—President Dieter F. Uchtdorf

MYTH #5: My sins are so bad that I can’t be forgiven.

“However many chances you think you have missed, however many mistakes you feel you have made or talents you think you don’t have, or however far from home and family and God you feel you have traveled, I testify that you have not traveled beyond the reach of divine love. It is not possible for you to sink lower than the infinite light of Christ’s Atonement shines.”

—Elder Jeffrey R. Holland of the Quorum of the Twelve Apostles

Young woman smiling

MYTH #6: I’ve stopped committing a serious sin, so I don’t need to see the bishop. I can just pray and be fine, or just tell my parents.

“The Lord has declared that the bishop is a common judge in Israel (see D&C 107:72, 74). He has the responsibility to determine the worthiness of the members of his ward. By ordination and righteous living, the bishop is entitled to revelation from the Holy Ghost regarding the members of his ward, including you.

“The bishop can help you through the repentance process in ways your parents or other leaders are unable to provide. If the sin is serious enough, he may determine that your privileges in the Church should be restricted. For example, as part of your repentance process, he may ask you to refrain from partaking of the sacrament or exercising the priesthood for a period of time. He will work with you and determine when you are worthy again to resume those sacred activities.”

—Elder C. Scott Grow of the Seventy

MYTH #7: I can’t talk to the bishop because he’ll look down on me.

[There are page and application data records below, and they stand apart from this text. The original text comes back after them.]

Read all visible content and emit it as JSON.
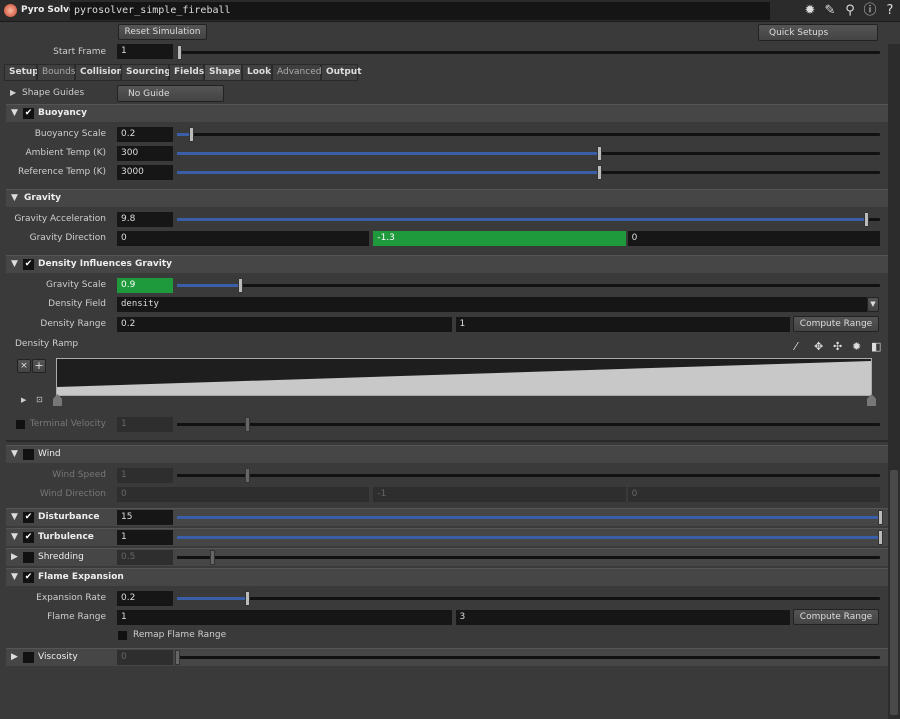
{
  "title": {
    "node_type": "Pyro Solver",
    "node_name": "pyrosolver_simple_fireball"
  },
  "toolbar_icons": [
    "gear-icon",
    "brush-icon",
    "search-icon",
    "info-icon",
    "help-icon"
  ],
  "toolbar_glyphs": [
    "✹",
    "✎",
    "⚲",
    "ⓘ",
    "?"
  ],
  "reset_label": "Reset Simulation",
  "quick_setups": "Quick Setups",
  "start_frame": {
    "label": "Start Frame",
    "value": "1"
  },
  "tabs": [
    "Setup",
    "Bounds",
    "Collision",
    "Sourcing",
    "Fields",
    "Shape",
    "Look",
    "Advanced",
    "Output"
  ],
  "active_tab": "Shape",
  "shape_guides": {
    "label": "Shape Guides",
    "value": "No Guide"
  },
  "sections": {
    "buoyancy": "Buoyancy",
    "gravity": "Gravity",
    "density_influences": "Density Influences Gravity",
    "wind": "Wind",
    "disturbance": "Disturbance",
    "turbulence": "Turbulence",
    "shredding": "Shredding",
    "flame_expansion": "Flame Expansion",
    "viscosity": "Viscosity"
  },
  "params": {
    "buoyancy_scale": {
      "label": "Buoyancy Scale",
      "value": "0.2",
      "slider": 0.02
    },
    "ambient_temp": {
      "label": "Ambient Temp (K)",
      "value": "300",
      "slider": 0.6
    },
    "reference_temp": {
      "label": "Reference Temp (K)",
      "value": "3000",
      "slider": 0.6
    },
    "gravity_accel": {
      "label": "Gravity Acceleration",
      "value": "9.8",
      "slider": 0.98
    },
    "gravity_dir": {
      "label": "Gravity Direction",
      "values": [
        "0",
        "-1.3",
        "0"
      ]
    },
    "gravity_scale": {
      "label": "Gravity Scale",
      "value": "0.9",
      "slider": 0.09
    },
    "density_field": {
      "label": "Density Field",
      "value": "density"
    },
    "density_range": {
      "label": "Density Range",
      "values": [
        "0.2",
        "1"
      ],
      "button": "Compute Range"
    },
    "density_ramp": {
      "label": "Density Ramp",
      "start": 0.0,
      "end": 1.0
    },
    "terminal_velocity": {
      "label": "Terminal Velocity",
      "value": "1",
      "slider": 0.1
    },
    "wind_speed": {
      "label": "Wind Speed",
      "value": "1",
      "slider": 0.1
    },
    "wind_dir": {
      "label": "Wind Direction",
      "values": [
        "0",
        "-1",
        "0"
      ]
    },
    "disturbance": {
      "value": "15",
      "slider": 1.0
    },
    "turbulence": {
      "value": "1",
      "slider": 1.0
    },
    "shredding": {
      "value": "0.5",
      "slider": 0.05
    },
    "expansion_rate": {
      "label": "Expansion Rate",
      "value": "0.2",
      "slider": 0.1
    },
    "flame_range": {
      "label": "Flame Range",
      "values": [
        "1",
        "3"
      ],
      "button": "Compute Range"
    },
    "remap_flame_range": {
      "label": "Remap Flame Range"
    },
    "viscosity": {
      "value": "0",
      "slider": 0.0
    }
  }
}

“I promise you he will not condemn you. As a servant of the Lord, he will be kind and understanding as he listens to you. He will then help you through the repentance process. He is the Lord’s messenger of mercy to help you become clean through the Atonement of Jesus Christ.”

—Elder C. Scott Grow

MYTH #8: I did it again, so I don’t deserve to be forgiven. Maybe I can’t change.

“Sometimes in our repentance, in our daily efforts to become more Christlike, we find ourselves repeatedly struggling with the same difficulties. As if we were climbing a tree-covered mountain, at times we don’t see our progress until we get closer to the top and look back from the high ridges. Don’t be discouraged. If you are striving and working to repent, you are in the process of repenting.”

“At this very moment, someone is saying, ‘Brother Andersen, you don’t understand. You can’t feel what I have felt. It is too difficult to change.’

“You are correct; I don’t fully understand. But there is One who does. He knows. He has felt your pain. He has declared, ‘I have graven thee upon the palms of my hands’ [Isaiah 49:16]. The Savior is there, reaching out to each of us, bidding us: ‘Come unto me’ [3 Nephi 9:14]. We can repent. We can!”

—Elder Neil L. Andersen

Want to know more? Try reading scriptures about repentance and make note of what is consistently taught about it.

Share your experience

What are your feelings about the importance and availability of complete repentance? Share your experience below.

Error in form submission. Make sure all field are filled out properly and try again.

 
1000 characters remaining

or Cancel